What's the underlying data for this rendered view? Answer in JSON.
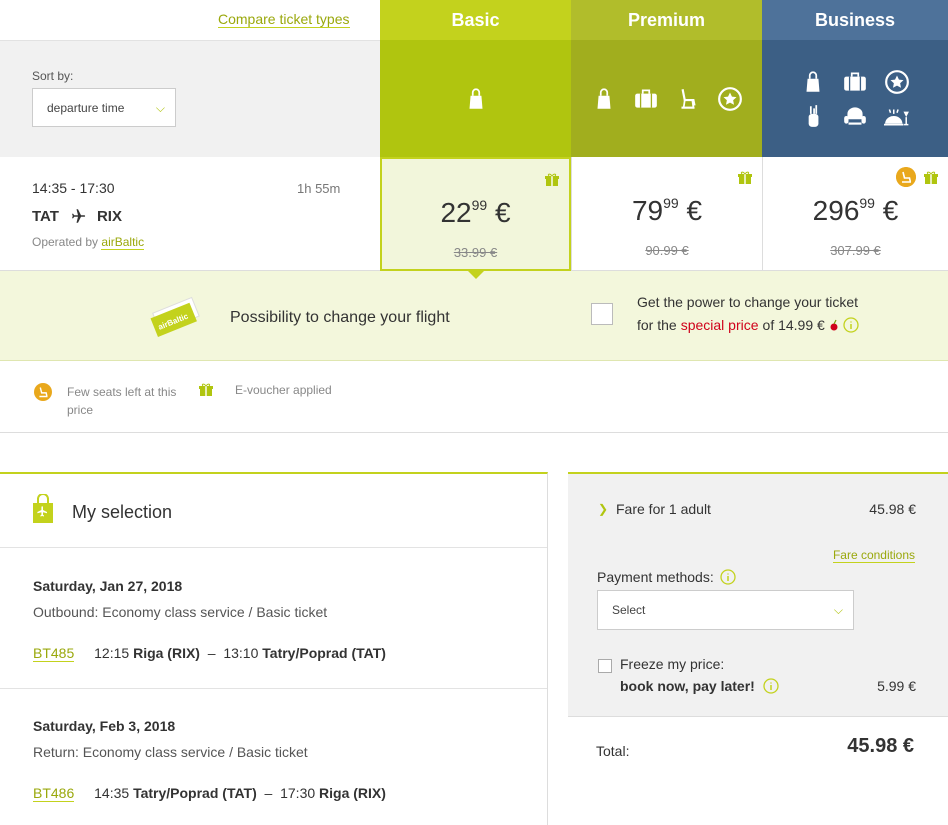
{
  "compare_link": "Compare ticket types",
  "sort": {
    "label": "Sort by:",
    "value": "departure time"
  },
  "fare_types": [
    {
      "name": "Basic",
      "icons": [
        "bag-icon"
      ]
    },
    {
      "name": "Premium",
      "icons": [
        "bag-icon",
        "suitcase-icon",
        "seat-icon",
        "star-icon"
      ]
    },
    {
      "name": "Business",
      "icons": [
        "bag-icon",
        "suitcase-icon",
        "star-icon",
        "golf-bag-icon",
        "lounge-chair-icon",
        "meal-icon"
      ]
    }
  ],
  "flight": {
    "time": "14:35 - 17:30",
    "duration": "1h 55m",
    "from": "TAT",
    "to": "RIX",
    "operated_by": "Operated by",
    "carrier": "airBaltic"
  },
  "prices": [
    {
      "fare": "Basic",
      "int": "22",
      "dec": "99",
      "currency": "€",
      "old": "33.99 €"
    },
    {
      "fare": "Premium",
      "int": "79",
      "dec": "99",
      "currency": "€",
      "old": "90.99 €"
    },
    {
      "fare": "Business",
      "int": "296",
      "dec": "99",
      "currency": "€",
      "old": "307.99 €"
    }
  ],
  "change": {
    "title": "Possibility to change your flight",
    "line1": "Get the power to change your ticket",
    "line2_pre": "for the",
    "line2_special": "special price",
    "line2_post": "of 14.99 €",
    "ticket_brand": "airBaltic"
  },
  "legend": {
    "seats": "Few seats left at this price",
    "voucher": "E-voucher applied"
  },
  "selection": {
    "title": "My selection",
    "segments": [
      {
        "date": "Saturday, Jan 27, 2018",
        "class": "Outbound: Economy class service / Basic ticket",
        "flight_no": "BT485",
        "dep_time": "12:15",
        "dep_place": "Riga (RIX)",
        "arr_time": "13:10",
        "arr_place": "Tatry/Poprad (TAT)"
      },
      {
        "date": "Saturday, Feb 3, 2018",
        "class": "Return: Economy class service / Basic ticket",
        "flight_no": "BT486",
        "dep_time": "14:35",
        "dep_place": "Tatry/Poprad (TAT)",
        "arr_time": "17:30",
        "arr_place": "Riga (RIX)"
      }
    ]
  },
  "fare_panel": {
    "fare_label": "Fare for 1 adult",
    "fare_value": "45.98 €",
    "conditions": "Fare conditions",
    "payment_label": "Payment methods:",
    "payment_placeholder": "Select",
    "freeze_line1": "Freeze my price:",
    "freeze_line2": "book now, pay later!",
    "freeze_price": "5.99 €",
    "total_label": "Total:",
    "total_value": "45.98 €"
  },
  "colors": {
    "accent": "#c3d21d",
    "premium": "#a1ae1e",
    "business": "#3c5f85",
    "special": "#d0021b",
    "seats_badge": "#e9a81c"
  }
}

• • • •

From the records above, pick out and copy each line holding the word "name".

      "name": "Basic",
      "name": "Premium",
      "name": "Business",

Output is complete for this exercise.